With a population of 2 million, Slovenia is one of the smallest European markets, but it has a strong economy and vital export companies. This can be confirmed not only by last year’s 5 percent economic growth, which placed Austria’s southern neighbor among the stars of the European Union, but also by this year’s forecasts, which predict that the smallest European country will again this year experience economic growth of 4 percent, twice the European average.
These results, although remarkable, can be influenced significantly
by good cooperation with the US, with whom we achieved just under a billion euros through trade in goods last year. It is interesting that tiny Slovenia has in recent years held a positive trade balance with the strongest economy in the world. In simplified terms, this means that we export more to the US than we import, and this can partially be accounted for by the recession, which forced Slovenian companies to stand on their own two feet and begin increasing their exports. And that’s not all. There have been quite a few Slovenian production and high-tech companies, which we covered in our magazine, that have shown themselves to be able to compete in the most competitive market in the world. One of them is the Slovenian ski manufacturer Elan, the last company to fully produce skis in the Alps, which successfully competes in both the domestic European and American markets. The magazine also describes the performance of the largest and above-average Slovenian companies in recent years.

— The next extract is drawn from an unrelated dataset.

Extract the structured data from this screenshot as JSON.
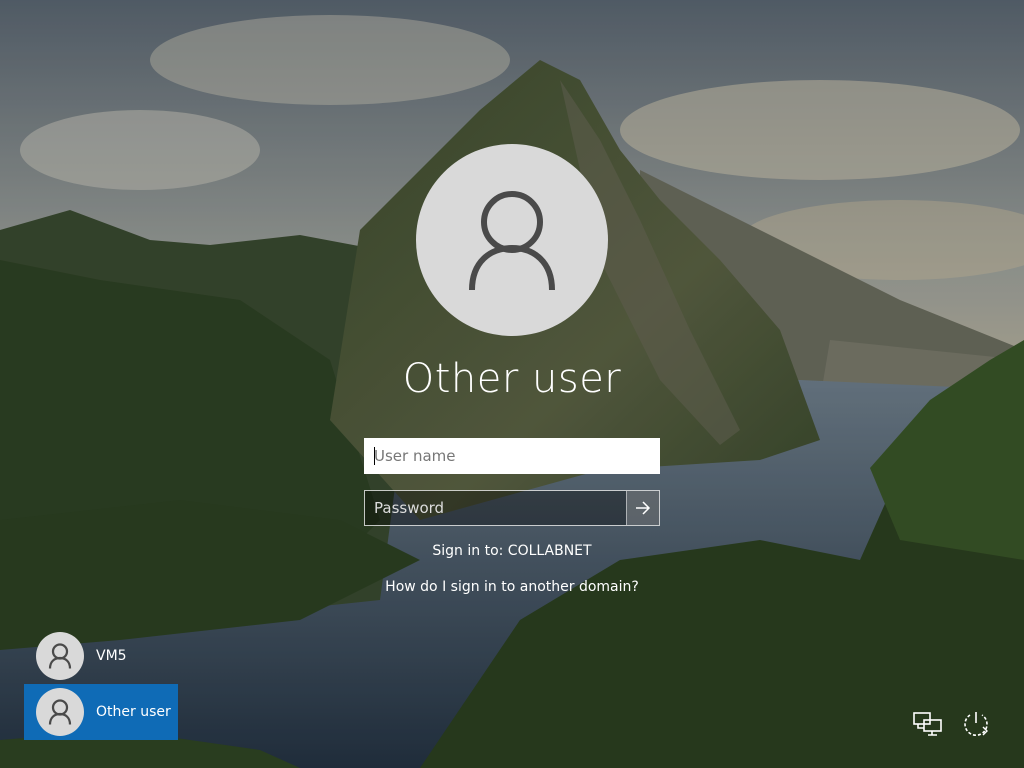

Although the trade in goods between Slovenia and the strongest economy in the world can’t yet be described as highly substantial, the realization that in today’s modern world distance no longer presents an obstacle is far more important than actual numbers. Slovenian companies are known for their innovativeness and a well-educated workforce and the best markets for innovative companies are those that are the most competitive, as was pointed out by the famous Slovenian businessman Sandi Češko. Stronger cooperation with the US is therefore not only an opportunity for greater recognition of Slovenian companies throughout the world, but also a massive opportunity for Slovenia to make a global breakthrough in business and technology. The more companies from both sides of the ocean nurture their relations and familiarize themselves with each other, the more opportunities there will be to take advantage of the numerous and still undiscovered economic and commercial opportunities between the two countries.